What to do
Among the entries below, find each line holding "true" and return it.

[Listed records — start]

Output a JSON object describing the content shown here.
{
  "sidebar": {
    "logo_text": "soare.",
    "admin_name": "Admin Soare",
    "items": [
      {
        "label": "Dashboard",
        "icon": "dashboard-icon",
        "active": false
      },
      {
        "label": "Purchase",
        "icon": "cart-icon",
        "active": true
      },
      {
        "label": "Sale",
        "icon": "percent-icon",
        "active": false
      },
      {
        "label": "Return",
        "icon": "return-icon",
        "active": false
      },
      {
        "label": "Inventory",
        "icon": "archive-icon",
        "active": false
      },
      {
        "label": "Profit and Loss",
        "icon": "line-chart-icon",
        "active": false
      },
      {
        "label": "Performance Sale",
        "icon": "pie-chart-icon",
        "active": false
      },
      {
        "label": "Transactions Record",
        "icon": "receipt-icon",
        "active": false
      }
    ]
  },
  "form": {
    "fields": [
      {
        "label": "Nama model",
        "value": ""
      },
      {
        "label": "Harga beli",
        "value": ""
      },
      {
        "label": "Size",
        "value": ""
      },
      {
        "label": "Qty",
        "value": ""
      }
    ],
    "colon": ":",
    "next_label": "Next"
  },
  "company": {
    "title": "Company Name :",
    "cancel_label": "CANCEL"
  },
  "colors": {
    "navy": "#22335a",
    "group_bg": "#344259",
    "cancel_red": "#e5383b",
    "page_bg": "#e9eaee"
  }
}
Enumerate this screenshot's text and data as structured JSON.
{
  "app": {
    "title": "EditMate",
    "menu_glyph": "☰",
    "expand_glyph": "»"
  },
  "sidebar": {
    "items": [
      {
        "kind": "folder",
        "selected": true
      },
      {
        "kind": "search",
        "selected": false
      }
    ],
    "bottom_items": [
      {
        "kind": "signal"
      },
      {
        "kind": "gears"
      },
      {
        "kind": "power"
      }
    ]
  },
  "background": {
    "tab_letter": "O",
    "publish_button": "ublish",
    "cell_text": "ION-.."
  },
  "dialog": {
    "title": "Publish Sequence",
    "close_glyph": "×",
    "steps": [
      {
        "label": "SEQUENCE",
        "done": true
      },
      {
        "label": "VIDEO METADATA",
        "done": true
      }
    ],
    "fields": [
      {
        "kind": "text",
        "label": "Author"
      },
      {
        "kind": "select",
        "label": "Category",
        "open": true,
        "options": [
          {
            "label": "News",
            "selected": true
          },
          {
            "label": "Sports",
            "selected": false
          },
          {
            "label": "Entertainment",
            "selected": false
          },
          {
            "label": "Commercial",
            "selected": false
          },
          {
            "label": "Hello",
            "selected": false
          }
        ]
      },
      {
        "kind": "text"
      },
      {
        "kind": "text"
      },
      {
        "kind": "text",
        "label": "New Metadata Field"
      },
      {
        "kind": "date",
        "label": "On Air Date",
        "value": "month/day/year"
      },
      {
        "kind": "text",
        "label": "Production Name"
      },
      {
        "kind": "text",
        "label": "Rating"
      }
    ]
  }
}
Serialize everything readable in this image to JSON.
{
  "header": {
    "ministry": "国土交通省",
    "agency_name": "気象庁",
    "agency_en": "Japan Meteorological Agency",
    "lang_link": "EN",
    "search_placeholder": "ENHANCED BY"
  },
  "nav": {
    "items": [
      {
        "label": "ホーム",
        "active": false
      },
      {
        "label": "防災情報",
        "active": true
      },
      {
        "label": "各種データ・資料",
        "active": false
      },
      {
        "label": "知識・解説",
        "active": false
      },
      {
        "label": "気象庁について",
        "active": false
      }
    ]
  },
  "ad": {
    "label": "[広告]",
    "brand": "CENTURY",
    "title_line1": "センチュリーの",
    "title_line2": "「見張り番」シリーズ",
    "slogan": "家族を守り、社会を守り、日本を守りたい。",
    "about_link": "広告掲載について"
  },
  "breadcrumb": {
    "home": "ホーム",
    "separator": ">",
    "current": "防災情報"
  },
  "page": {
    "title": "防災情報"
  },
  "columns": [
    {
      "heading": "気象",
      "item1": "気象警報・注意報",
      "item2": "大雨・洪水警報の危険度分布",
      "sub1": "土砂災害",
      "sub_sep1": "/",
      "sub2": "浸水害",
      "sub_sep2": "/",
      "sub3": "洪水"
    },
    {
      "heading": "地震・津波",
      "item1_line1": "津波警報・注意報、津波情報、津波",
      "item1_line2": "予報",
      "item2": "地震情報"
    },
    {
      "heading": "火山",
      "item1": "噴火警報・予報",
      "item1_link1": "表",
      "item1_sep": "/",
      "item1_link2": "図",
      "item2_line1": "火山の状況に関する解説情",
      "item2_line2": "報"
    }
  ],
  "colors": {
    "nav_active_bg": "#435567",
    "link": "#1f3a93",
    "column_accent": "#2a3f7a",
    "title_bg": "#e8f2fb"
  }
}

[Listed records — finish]

Completed exercise
        "active": true
        "selected": true
        "done": true
        "done": true
        "open": true,
            "selected": true
        "active": true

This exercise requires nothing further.